Helmet: Arai Corsair-X Spencer
Leather Suit: Alpinestars GP Tech V2
Gloves: Alpinestars GP Pro R2
Boots: Alpinestars Supertech R
Summaries and Quick Thoughts
A: The Panigale V4’s chassis finally offers the rich chassis feel we’ve missed since the steel-trellis days of the 1098/1198.
B: Despite gaining nearly 10 pounds, the Panigale V4 steers more nimbly with greater precision. We love the way it handles.
C: Ergonomically, the Panigale V4 is well-proportioned and will be appreciated by taller and shorter riders alike.
D: The Gen 2 Ohlins EC suspension is a game changer for the Panigale offering a wide, yet precise range of adjustment.
E: Finally! Wheelie control that actually works. We were most impressed with DWC in Level 2 allowing full throttle acceleration off turns without the need to lift.
F: If 214 hp isn’t enough, Ducati offers a Akrapovic race exhaust that bumps up the volume to the tune of 226 hp.
G: The Panigale uses a twin-spar like front frame that combines the best features of the previous monocoque design and that of a conventional alloy setup.

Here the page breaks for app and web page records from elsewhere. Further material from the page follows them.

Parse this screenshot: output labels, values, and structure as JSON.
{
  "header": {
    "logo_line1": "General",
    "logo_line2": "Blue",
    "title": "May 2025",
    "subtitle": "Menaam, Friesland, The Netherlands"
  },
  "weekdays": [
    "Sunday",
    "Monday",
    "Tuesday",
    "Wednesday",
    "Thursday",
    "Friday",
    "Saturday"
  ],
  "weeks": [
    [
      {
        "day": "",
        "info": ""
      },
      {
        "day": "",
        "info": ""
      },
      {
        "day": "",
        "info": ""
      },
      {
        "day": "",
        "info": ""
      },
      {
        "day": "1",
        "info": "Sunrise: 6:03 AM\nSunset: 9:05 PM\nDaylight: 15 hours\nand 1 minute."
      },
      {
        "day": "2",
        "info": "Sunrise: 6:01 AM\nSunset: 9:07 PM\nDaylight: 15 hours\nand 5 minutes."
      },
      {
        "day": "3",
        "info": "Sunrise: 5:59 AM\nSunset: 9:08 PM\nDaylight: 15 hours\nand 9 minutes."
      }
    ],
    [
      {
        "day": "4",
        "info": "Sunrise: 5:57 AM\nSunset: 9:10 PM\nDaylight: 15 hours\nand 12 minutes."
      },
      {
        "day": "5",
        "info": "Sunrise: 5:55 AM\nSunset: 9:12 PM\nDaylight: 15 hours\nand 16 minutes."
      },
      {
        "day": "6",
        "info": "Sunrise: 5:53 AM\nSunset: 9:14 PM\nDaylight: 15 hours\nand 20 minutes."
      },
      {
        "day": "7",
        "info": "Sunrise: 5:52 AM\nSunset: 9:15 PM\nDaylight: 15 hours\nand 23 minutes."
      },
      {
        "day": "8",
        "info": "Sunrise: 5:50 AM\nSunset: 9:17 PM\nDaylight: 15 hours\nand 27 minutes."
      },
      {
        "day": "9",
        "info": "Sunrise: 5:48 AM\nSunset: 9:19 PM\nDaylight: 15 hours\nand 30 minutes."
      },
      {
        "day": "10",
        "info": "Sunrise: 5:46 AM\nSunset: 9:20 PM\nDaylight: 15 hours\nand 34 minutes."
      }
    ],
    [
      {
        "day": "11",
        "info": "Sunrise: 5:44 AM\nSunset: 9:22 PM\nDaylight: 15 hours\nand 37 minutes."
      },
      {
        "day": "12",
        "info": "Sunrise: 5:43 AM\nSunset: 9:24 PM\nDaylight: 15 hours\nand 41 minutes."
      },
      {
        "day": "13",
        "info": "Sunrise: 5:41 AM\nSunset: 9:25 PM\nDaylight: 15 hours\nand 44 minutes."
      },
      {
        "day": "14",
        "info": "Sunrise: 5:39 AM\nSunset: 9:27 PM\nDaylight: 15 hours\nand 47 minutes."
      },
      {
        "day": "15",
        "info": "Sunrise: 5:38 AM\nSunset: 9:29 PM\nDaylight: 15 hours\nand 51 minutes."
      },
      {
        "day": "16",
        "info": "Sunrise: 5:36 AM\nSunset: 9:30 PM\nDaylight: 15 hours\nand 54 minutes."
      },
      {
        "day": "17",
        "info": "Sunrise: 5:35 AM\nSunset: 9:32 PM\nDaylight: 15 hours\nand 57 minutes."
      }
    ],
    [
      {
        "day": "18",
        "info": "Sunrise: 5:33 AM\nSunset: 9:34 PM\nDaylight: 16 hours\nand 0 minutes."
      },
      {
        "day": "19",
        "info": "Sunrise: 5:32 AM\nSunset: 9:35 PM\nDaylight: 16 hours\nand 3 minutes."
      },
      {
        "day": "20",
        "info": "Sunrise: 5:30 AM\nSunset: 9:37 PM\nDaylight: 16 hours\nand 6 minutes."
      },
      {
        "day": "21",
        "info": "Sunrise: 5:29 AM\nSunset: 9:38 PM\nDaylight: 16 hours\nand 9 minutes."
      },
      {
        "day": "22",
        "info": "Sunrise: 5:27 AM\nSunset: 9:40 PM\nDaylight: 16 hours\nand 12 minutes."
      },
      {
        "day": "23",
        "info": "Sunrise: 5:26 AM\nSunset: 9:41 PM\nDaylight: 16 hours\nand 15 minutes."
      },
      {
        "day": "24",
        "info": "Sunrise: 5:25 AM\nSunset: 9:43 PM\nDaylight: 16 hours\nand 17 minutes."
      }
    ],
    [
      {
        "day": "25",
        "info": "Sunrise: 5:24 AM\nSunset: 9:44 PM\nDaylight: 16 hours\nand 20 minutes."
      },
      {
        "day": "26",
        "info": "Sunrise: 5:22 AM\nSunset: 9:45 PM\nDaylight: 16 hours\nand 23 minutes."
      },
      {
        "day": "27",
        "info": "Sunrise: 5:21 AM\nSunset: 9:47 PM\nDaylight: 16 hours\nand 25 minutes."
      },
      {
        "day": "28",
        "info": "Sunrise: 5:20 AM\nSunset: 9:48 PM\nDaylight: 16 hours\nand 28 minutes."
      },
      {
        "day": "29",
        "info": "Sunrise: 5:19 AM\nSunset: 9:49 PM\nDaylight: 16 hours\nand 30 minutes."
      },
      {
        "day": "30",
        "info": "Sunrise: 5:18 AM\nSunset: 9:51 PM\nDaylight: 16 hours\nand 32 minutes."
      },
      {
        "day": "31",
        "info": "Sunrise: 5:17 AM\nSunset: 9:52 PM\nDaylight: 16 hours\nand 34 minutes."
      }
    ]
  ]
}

H: As you can see the Panigale V4 offers ultra-tight packaging with a focus on low center of gravity. The best part? It works.
I: The Panigale V4 has a more muscular stance with full LED lighting.
J: Some might gripe that the styling is too original Panigale-like. Our answer? Why mess with a good thing.
K: Slim and trim - Ducati certainly did its homework with the Panigale V4. It’s a far superior machine than the bike it replaces and will be a true competitor in the superbike segment.
L: She’s certainly a looker.
M: Bold, crisp, and beautiful — the all-digital instrumentation is as easy to manipulate as it is to look at.
N: The Ohlins EC 2.0 suspension operates though a completely redesigned linkage that operates vertically opposed to the previous horizontal design.
O: A nearly three-inch longer swingarm adds stability and provides more bite off turns. The Panigale V4 also gets shod with an even more grippy V3 Supercorsa SP tire from Pirelli.